Additional benefits were added to the solution for preventing errors by making primary CTAs inactive until required criteria was met.

My solution replaced several points of manual data entry with automatic data. It also reduced reliance on complicated documentation to explain the bidding process. Finally, designing a path of least resistance with clear affordances reduced the time spent by schedulers and admin to manage complaints and errors.
From left: Single bids on a smart phone; pilot profile card on a smart phone; ability to look at future rounds; and the ability to look at future rounds on a smart phone
The designs I came up with had to use a very tight design system created for the business and enterprise web apps by the airline. In some cases, a specific solution had positive results with testing, but the existing design system did not support the new design pattern. In those cases, I had to work with the developers to build the design pattern from scratch.

This project was initially scaled to be a broad update to the vacation management system with many legacy processes. When feature creep scoped out the initial estimate, the project was split into two. The Pilot Vacation Bidding feature followed six months after the Pilot Vacation Trading feature was launched.
Affects for the Users
After the first part of the project launched, the feature for Pilot Vacation Trading, I shared several surveys to get feedback from pilots on the overall design. This provided valuable insight which was used to improve the Pilot Vacation Bidding feature when it resumed.
Outcomes and Lessons
Some of the usability testing I did with pilots during earlier wireframes and prototypes revealed that they wanted to see a calendar which matched their traditional mental model, with each date of the month also indicating the number of available days for bidding.

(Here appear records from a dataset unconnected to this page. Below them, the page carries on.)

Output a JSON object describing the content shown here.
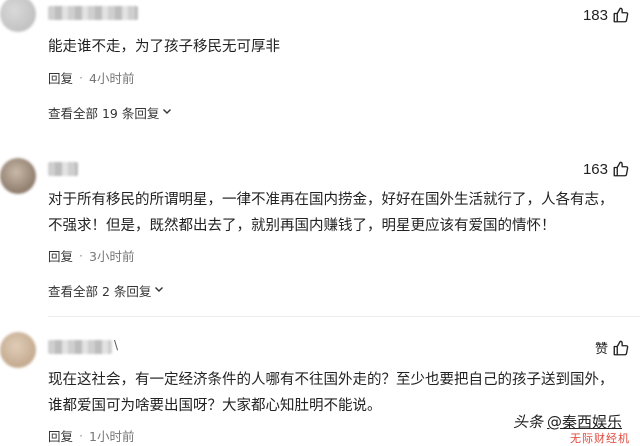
{
  "comments": [
    {
      "username_tail": "",
      "likes": "183",
      "text": "能走谁不走，为了孩子移民无可厚非",
      "reply_label": "回复",
      "time": "4小时前",
      "view_all": "查看全部 19 条回复"
    },
    {
      "username_tail": "",
      "likes": "163",
      "text": "对于所有移民的所谓明星，一律不准再在国内捞金，好好在国外生活就行了，人各有志，不强求！但是，既然都出去了，就别再国内赚钱了，明星更应该有爱国的情怀！",
      "reply_label": "回复",
      "time": "3小时前",
      "view_all": "查看全部 2 条回复"
    },
    {
      "username_tail": "\\",
      "likes": "赞",
      "text": "现在这社会，有一定经济条件的人哪有不往国外走的？至少也要把自己的孩子送到国外，谁都爱国可为啥要出国呀？大家都心知肚明不能说。",
      "reply_label": "回复",
      "time": "1小时前",
      "view_all": ""
    }
  ],
  "watermark": {
    "brand": "头条",
    "account": "@秦西娱乐",
    "sub": "无际财经机"
  },
  "icons": {
    "like": "thumbs-up-icon",
    "expand": "chevron-down-icon"
  }
}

Earlier I had assumed they just wanted to see the days, and refer to a separate screen for what was available.

We also learned that it was more intuitive to click or tap on a date, and be able to scroll through the entire year.

My earlier prototype included a simpler toolbar for bidding on single vacations or multiple vacations. The usability testing revealed that this took more discoverability than was reasonable. With the feedback from the pilots, I was able to hone in on an optimal solution.

Additional reviews with the UX team and the product team helped us build a feature which was truly the right solution.

As of this writing, the feature is in development. Post-launch surveys, analytics and usability testing are planned for later in 2021.
UX Case Study: Pilot Vacation Bidding web app

UX Case Study: Pilot Vacation Bidding web app